Front Page - Friday, February 13, 2015

Natural room scents

Do It Yourself

April Sherrill

For as long as I can remember, I have been obsessed with ensuring my home smells nice. I do not aim for an overbearing smell, more like that of a clean, fresh home. The problem is, mine is literally an unhealthy obsession.

According to the U.S. Environmental Protection Agency (EPA), most store-bought air fresheners consist of formaldehyde, petrochemicals, p-dichlorobenzene and aerosol pollutants (source: EPA). The agency’s “Indoor Guide to Air Quality” also notes that air fresheners “release pollutants more or less continuously” (source: EPA).

I find it silly that I continually try to eliminate products that are full of chemicals out of my family’s everyday lives, but I still use store bought aerosol fresheners. So naturally, I set off to find great homemade recipes to freshen my living space. 

I found many great sources to start with a base for recipes. Making your own room scents is quite pleasant and inexpensive depending on which recipe you make. Some of the ingredients can be slightly pricey, but are cheaper than the medical bills later in life we could possibly have from breathing the “freshening” chemicals constantly present in our home. 

I am going to share the top recipes I tried and loved.
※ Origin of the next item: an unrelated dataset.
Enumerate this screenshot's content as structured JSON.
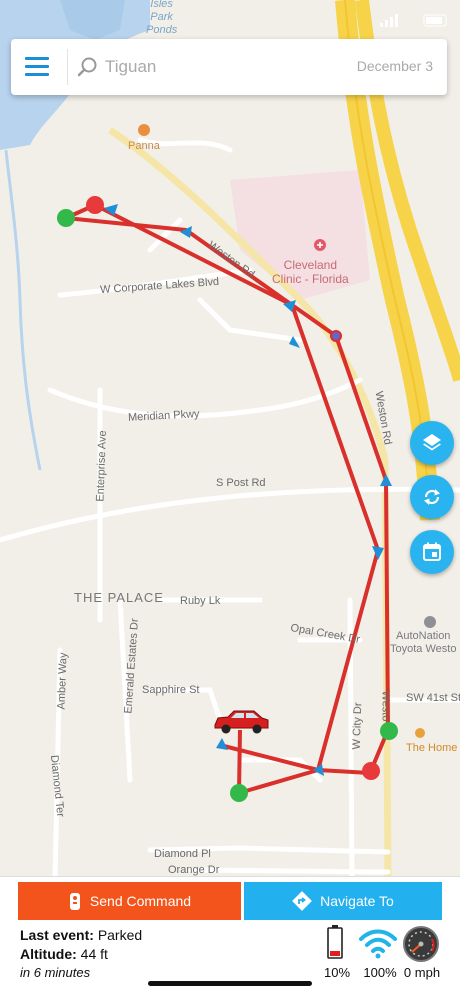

I wish I had thought about this sooner. I actually had a large whole dill pickle jar that I saved, so I cleaned it up and made a huge batch of my favorite scent so I can just pour and go. 

The first and favorite scent I made consisted of oranges, cinnamon sticks, and whole cloves. This smells amazing and the scent had an incredible staying power, which I loved. It also seemed to move around the different rooms the best. The fragrance traveled nicely throughout all main areas of the home, including the children’s bedrooms. This scent can be reheated and used for a couple of days as well. 

The second scent includes lemon, rosemary, and vanilla. This scent provides a lovely freshness that made me think of fresh, crisp spring air. It truly smelled heavenly. 

The third scent consists of lime, thyme, mint, and vanilla extract. This combination provides a fresh and pleasant scent. The mint extract really makes this aroma quite noticeable. Fresh vanilla bean could be used, which would cost more but would provide an amazing scent. 

The last one I wanted to share was my second favorite. It consists of pine or cedar twigs (I used pine because I was able to get them from behind the house), bay leaves, and whole nutmeg. A whole nutmeg is not necessary; however, I found the scent was fuller than when using ground nutmeg. If a whole nutmeg is used, make sure to grate off the outer surface to release the scent and add the grates to the water. 

All of these scents can be heated in multiple ways. I recommend either using a small crockpot, a pot on the stove, or a wax warmer. The pot on the stove works great. Simply add the ingredients and water into the pot, bring it to a boil, and then allow to simmer. The scent will immediately float through the air and continue until turned off. 

Make sure you watch the water level with any of these methods. The water does not need to boil down where the ingredients start to burn. The next thing you know it will smell like burnt citrus instead of fragrant citrus!

The best part of these homemade fragrances is they will keep in the fridge for 1 to 2 weeks as long as they are uncooked. I have found that they store well in mason jars. 

They can also be stored in the freezer for up to a month. If the freezer option works best for you, make sure to use freezer safe mason jars. 

These recipes are guidelines to use, but everyone’s nose is different. Think about all the wonderful scents and make them to your preferred smell. The recipes can be as fragrant or light as preferred. Add either more or less of the ingredients to find your preference. 

Make it a smell good day!

April Sherrill is a staff writer for the Hamilton County Herald. Contact her at april@dailydata.com.